All lines of the entries with "description" in them must be listed.

(Given records)

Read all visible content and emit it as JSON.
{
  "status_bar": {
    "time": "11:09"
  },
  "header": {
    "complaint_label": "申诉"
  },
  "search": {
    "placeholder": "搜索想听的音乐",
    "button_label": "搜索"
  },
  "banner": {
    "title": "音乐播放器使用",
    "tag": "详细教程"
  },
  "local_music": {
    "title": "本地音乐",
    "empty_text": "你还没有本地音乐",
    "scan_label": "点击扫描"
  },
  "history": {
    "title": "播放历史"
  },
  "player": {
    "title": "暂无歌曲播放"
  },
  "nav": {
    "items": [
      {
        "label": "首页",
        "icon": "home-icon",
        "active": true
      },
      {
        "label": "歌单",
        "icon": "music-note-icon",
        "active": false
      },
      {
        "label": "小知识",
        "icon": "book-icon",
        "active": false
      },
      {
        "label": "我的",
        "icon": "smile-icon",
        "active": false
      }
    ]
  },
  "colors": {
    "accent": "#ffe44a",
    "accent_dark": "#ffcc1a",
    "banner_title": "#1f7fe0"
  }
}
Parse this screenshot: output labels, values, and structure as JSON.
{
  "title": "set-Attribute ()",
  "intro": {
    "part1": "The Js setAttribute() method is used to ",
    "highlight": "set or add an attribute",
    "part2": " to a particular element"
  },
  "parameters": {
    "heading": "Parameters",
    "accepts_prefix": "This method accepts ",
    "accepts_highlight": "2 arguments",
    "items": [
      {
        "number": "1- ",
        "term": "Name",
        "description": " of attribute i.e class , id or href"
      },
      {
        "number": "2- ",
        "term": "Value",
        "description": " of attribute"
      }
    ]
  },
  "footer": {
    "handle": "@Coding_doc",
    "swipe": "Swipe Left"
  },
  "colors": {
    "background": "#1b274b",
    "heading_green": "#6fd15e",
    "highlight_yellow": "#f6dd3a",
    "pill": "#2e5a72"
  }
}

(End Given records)
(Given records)

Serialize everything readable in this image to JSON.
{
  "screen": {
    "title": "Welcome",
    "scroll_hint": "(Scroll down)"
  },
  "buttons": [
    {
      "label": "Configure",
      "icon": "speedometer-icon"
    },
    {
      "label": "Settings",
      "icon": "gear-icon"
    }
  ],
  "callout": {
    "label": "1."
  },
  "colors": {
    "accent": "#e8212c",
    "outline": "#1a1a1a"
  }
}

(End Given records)

* Written solution:
        "description": " of attribute i.e class , id or href"
        "description": " of attribute"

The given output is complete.